TASK DIRECTIONS:
Please return all lines in the listing holding the word "price".

AVAILABLE DATA:

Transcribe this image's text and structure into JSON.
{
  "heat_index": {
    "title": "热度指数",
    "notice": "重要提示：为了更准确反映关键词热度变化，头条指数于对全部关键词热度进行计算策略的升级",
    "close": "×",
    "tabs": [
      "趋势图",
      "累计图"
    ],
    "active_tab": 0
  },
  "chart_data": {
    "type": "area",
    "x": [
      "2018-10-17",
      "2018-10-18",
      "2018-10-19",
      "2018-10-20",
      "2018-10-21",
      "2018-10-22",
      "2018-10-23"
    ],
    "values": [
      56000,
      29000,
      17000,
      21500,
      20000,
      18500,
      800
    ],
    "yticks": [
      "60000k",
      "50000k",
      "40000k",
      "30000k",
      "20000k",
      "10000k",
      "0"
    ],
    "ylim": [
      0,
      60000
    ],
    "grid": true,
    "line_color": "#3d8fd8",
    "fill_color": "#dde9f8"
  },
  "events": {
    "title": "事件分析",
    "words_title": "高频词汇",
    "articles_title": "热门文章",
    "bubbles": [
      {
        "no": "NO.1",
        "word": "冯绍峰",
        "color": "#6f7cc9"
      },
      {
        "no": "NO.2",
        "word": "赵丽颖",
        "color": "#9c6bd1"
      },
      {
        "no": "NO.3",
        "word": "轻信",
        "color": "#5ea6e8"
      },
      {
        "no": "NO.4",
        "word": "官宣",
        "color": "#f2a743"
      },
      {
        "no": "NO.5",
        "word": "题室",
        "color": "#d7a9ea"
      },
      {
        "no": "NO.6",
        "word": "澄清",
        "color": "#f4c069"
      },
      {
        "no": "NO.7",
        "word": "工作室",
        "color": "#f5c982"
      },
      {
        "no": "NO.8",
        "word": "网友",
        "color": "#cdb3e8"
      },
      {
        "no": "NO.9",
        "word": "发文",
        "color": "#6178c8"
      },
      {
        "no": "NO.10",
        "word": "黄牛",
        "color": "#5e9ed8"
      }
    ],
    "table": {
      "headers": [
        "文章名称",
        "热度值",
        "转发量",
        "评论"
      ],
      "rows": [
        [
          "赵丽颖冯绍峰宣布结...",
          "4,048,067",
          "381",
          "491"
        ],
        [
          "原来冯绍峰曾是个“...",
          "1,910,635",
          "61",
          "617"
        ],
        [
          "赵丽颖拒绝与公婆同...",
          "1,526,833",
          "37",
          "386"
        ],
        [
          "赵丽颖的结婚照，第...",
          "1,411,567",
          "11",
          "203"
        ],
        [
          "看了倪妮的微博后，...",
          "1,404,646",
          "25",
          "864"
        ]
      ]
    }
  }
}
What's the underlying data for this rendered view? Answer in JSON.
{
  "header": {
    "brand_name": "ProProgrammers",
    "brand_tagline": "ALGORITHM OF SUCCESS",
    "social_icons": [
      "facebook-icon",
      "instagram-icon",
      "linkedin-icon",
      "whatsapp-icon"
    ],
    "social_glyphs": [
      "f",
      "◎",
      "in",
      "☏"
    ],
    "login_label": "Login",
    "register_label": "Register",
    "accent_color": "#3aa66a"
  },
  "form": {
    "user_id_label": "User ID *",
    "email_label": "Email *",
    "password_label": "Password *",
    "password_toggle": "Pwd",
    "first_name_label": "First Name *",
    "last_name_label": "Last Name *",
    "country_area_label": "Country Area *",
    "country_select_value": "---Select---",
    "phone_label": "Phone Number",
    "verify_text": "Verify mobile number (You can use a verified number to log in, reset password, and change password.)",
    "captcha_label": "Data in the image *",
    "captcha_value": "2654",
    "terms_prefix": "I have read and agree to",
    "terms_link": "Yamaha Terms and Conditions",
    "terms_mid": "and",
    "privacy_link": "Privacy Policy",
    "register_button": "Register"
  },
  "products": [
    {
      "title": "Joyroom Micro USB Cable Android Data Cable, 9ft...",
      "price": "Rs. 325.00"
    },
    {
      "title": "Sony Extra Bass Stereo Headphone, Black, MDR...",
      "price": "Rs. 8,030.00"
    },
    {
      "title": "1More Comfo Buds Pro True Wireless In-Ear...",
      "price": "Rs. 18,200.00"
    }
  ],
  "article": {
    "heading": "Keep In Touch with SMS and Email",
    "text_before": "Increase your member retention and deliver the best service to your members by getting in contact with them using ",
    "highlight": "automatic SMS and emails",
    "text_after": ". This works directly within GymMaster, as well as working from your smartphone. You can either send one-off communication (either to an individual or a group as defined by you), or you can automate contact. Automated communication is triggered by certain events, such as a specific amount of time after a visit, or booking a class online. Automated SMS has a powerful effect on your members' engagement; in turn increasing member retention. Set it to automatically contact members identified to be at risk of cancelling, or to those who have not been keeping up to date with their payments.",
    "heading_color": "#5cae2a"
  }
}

TASK ANSWER:
      "price": "Rs. 325.00"
      "price": "Rs. 8,030.00"
      "price": "Rs. 18,200.00"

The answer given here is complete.